Operating System and Software
I ordered my system with Windows XP Home, which was sufficient for my needs. The KN1 came with only the basics installed: the OS, keyboard and wireless utilities, WinDVD, and the Nero OEM suite. This was exactly what I wanted, as I already had antivirus and office software before I bought the KN1. There was a refreshing lack of useless trial software and other bloatware. The system came with an original Windows CD, as well as discs for the drivers, WinDVD, and Nero.
If you’re someone who needs to purchase a lot of utilities (e.g. antivirus, Office software) you might have to buy these separately. Indeed, if you’re a beginner, you might want to look elsewhere if you want a system that comes preconfigured with everything you will possibly need. On the other hand, it’s doubtful that anyone who goes to the trouble of finding and buying a KN1 doesn’t know what they’re getting into.

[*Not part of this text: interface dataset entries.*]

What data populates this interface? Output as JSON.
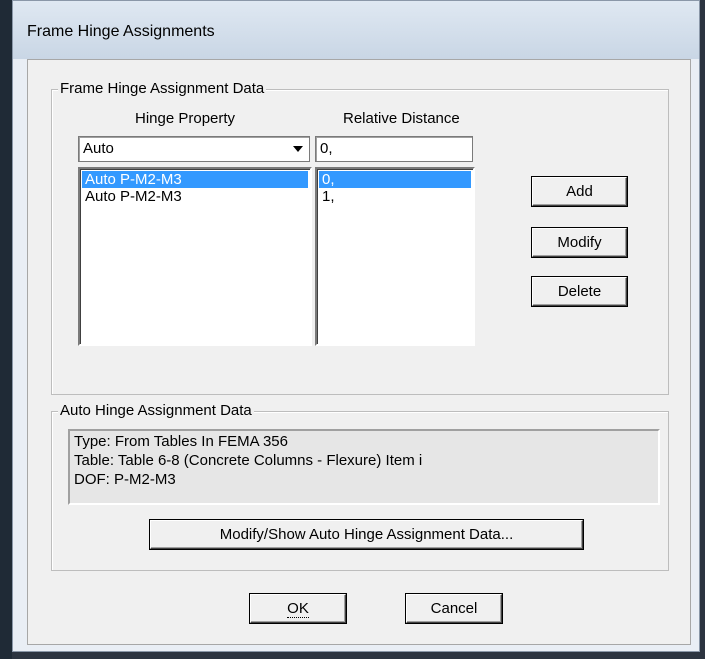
{
  "window": {
    "title": "Frame Hinge Assignments"
  },
  "hinge_group": {
    "title": "Frame Hinge Assignment Data",
    "hinge_property_label": "Hinge Property",
    "relative_distance_label": "Relative Distance",
    "hinge_property_value": "Auto",
    "relative_distance_value": "0,",
    "hinge_list": [
      "Auto  P-M2-M3",
      "Auto  P-M2-M3"
    ],
    "distance_list": [
      "0,",
      "1,"
    ],
    "selected_index": 0,
    "add_label": "Add",
    "modify_label": "Modify",
    "delete_label": "Delete"
  },
  "auto_group": {
    "title": "Auto Hinge Assignment Data",
    "lines": [
      "Type:  From Tables In FEMA 356",
      "Table:  Table 6-8 (Concrete Columns - Flexure) Item i",
      "DOF:  P-M2-M3"
    ],
    "modify_show_label": "Modify/Show Auto Hinge Assignment Data..."
  },
  "footer": {
    "ok_label": "OK",
    "cancel_label": "Cancel"
  }
}
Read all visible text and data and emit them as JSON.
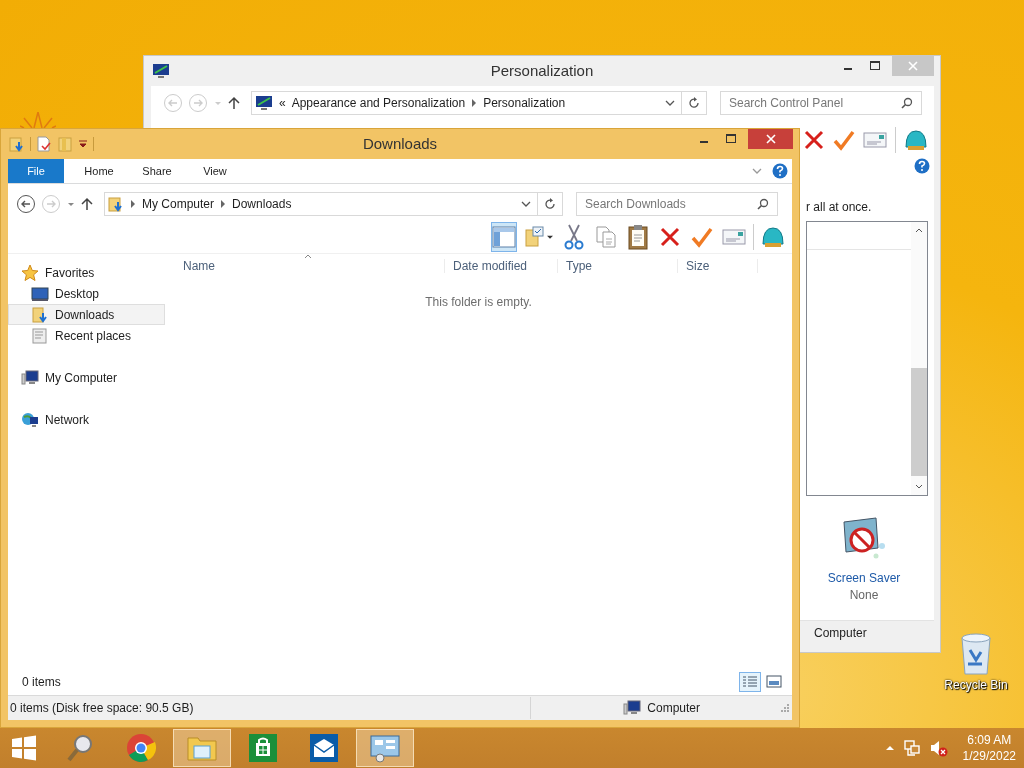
{
  "desktop": {
    "icons": [
      {
        "label": "Recycle Bin"
      }
    ]
  },
  "personalization_window": {
    "title": "Personalization",
    "address": {
      "prefix": "«",
      "crumbs": [
        "Appearance and Personalization",
        "Personalization"
      ]
    },
    "search": {
      "placeholder": "Search Control Panel"
    },
    "text_fragment": "r all at once.",
    "screen_saver": {
      "label": "Screen Saver",
      "value": "None"
    },
    "status": "Computer"
  },
  "downloads_window": {
    "title": "Downloads",
    "ribbon_tabs": [
      {
        "label": "File",
        "kind": "file"
      },
      {
        "label": "Home",
        "kind": "tab"
      },
      {
        "label": "Share",
        "kind": "tab"
      },
      {
        "label": "View",
        "kind": "tab"
      }
    ],
    "address": {
      "crumbs": [
        "My Computer",
        "Downloads"
      ]
    },
    "search": {
      "placeholder": "Search Downloads"
    },
    "toolbar": [
      {
        "kind": "layout",
        "selected": true
      },
      {
        "kind": "folder-options",
        "selected": false
      },
      {
        "kind": "cut",
        "selected": false
      },
      {
        "kind": "copy",
        "selected": false
      },
      {
        "kind": "paste",
        "selected": false
      },
      {
        "kind": "delete",
        "selected": false
      },
      {
        "kind": "check",
        "selected": false
      },
      {
        "kind": "card",
        "selected": false
      },
      {
        "kind": "shell",
        "selected": false
      }
    ],
    "nav": [
      {
        "label": "Favorites",
        "kind": "favorites",
        "selected": false,
        "children": [
          {
            "label": "Desktop",
            "kind": "desktop",
            "selected": false
          },
          {
            "label": "Downloads",
            "kind": "downloads",
            "selected": true
          },
          {
            "label": "Recent places",
            "kind": "recent",
            "selected": false
          }
        ]
      },
      {
        "label": "My Computer",
        "kind": "computer",
        "selected": false
      },
      {
        "label": "Network",
        "kind": "network",
        "selected": false
      }
    ],
    "columns": [
      "Name",
      "Date modified",
      "Type",
      "Size"
    ],
    "empty_message": "This folder is empty.",
    "item_count": "0 items",
    "view_buttons": [
      {
        "kind": "details",
        "selected": true
      },
      {
        "kind": "thumbnails",
        "selected": false
      }
    ],
    "status": {
      "text": "0 items (Disk free space: 90.5 GB)",
      "location": "Computer"
    }
  },
  "taskbar": {
    "apps": [
      {
        "kind": "start",
        "active": false
      },
      {
        "kind": "search",
        "active": false
      },
      {
        "kind": "browser",
        "active": false
      },
      {
        "kind": "explorer",
        "active": true
      },
      {
        "kind": "store",
        "active": false
      },
      {
        "kind": "mail",
        "active": false
      },
      {
        "kind": "control-panel",
        "active": true
      }
    ],
    "tray": {
      "muted": true,
      "time": "6:09 AM",
      "date": "1/29/2022"
    }
  }
}
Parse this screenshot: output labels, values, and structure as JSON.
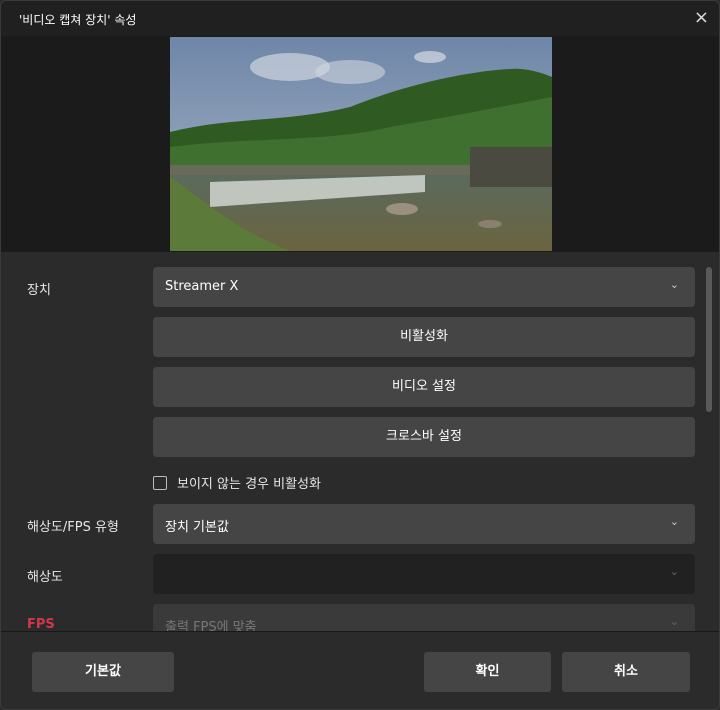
{
  "window": {
    "title": "'비디오 캡쳐 장치' 속성",
    "close_icon": "×"
  },
  "form": {
    "device_label": "장치",
    "device_value": "Streamer X",
    "deactivate_button": "비활성화",
    "video_settings_button": "비디오 설정",
    "crossbar_settings_button": "크로스바 설정",
    "deactivate_when_hidden": {
      "label": "보이지 않는 경우 비활성화",
      "checked": false
    },
    "res_fps_type_label": "해상도/FPS 유형",
    "res_fps_type_value": "장치 기본값",
    "resolution_label": "해상도",
    "resolution_value": "",
    "fps_label": "FPS",
    "fps_value": "출력 FPS에 맞춤"
  },
  "footer": {
    "defaults_button": "기본값",
    "ok_button": "확인",
    "cancel_button": "취소"
  },
  "chevron": "⌄"
}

All of my correspondence with ISTNC so far has been excellent. They’ve responded to all my inquiries in a prompt, professional manner. Furthermore, they go out of their way to make themselves available for contact, being accessible via email, live chat, or even AIM.
I purchased an extended warranty with this system for $135; no more out-of-warranty dead LCDs for me! ISTNC will be the primary point of service under this warranty, and I believe the same goes for most other resellers.
- Nothing on the computer chassis indicates what it is or who makes it
- Finicky volume controls
- There’s no one thing that sets this notebook apart from its competitors
- No-frills design
- USB ports located in back
- Good all-around performance
- Powerful midrange graphics card
- Solid construction and good durability
- Excellent touchpad and keyboard
- Stable, with efficient cooling system
- Easy access to system components
- No-frills design
- Good battery life
- Relatively light weight
- Excellent display
- Extensively customizable
- No bloatware
- Good support from ISTNC
- Decent price
The KN1 is a versatile well-rounded machine that gives an overall impression far more favorable than the sum of its parts. It may not be the flashiest notebook, but it has plenty of power to run most games, but it is also quite portable and practical to use as a mobile computer for productivity work. It’s also a decent value for the price. My KN1 has served me well through a month of exams, and it will serve me well for a week of sloth and game-playing.